Here are a few ideas:
● Going with friends to a weekly sip and splatter place to enjoy one another’s company while creating art.
● Taking an enrichment art class at a local junior college or community center.
● Buying and using arts and crafts kits, such as jewelry making sets or needlepoint projects.
● Stripping down and refinishing a neat piece of furniture.
● Working through an exotic cookbook.
● Using graph paper and markers to design the perfect garden.
● Repainting and redecorating a room.
As long as it is hands-on, enjoyable and results in a finished product, go for it! I truly believe that incorporating more creativity into my life helped me succeed.
5. Recognize Small Accomplishments.
One reason that many people struggle with a lack of confidence after a major setback is that they measure progress using the same standards they would have before the event that left them damaged occurred. As a result, people often beat themselves up over not having accomplished as much as they think they should have on a given day.
They may also fail to recognize the little steps forward that really are significant. For example, simply taking a trip to the grocery store or inviting a friend over for tea might seem insignificant, but these are meaningful steps for a person who has been faced with a difficult situation.
This is why it is important for people to recognize small accomplishments when they achieve them. They aren’t meaningless—they are the result of hard work. They are proof that you can overcome the challenges life puts in your path.

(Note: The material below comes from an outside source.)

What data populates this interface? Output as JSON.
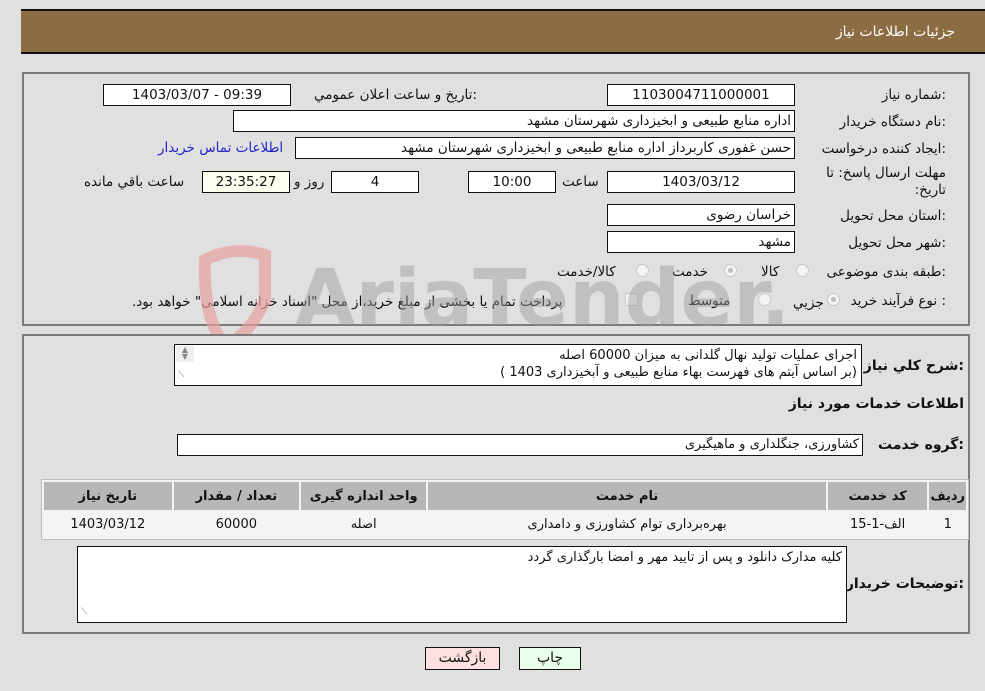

Author: Rick Riddle
Editor: Nicole Cameron
Image: Ermin Celikovic/Unsplash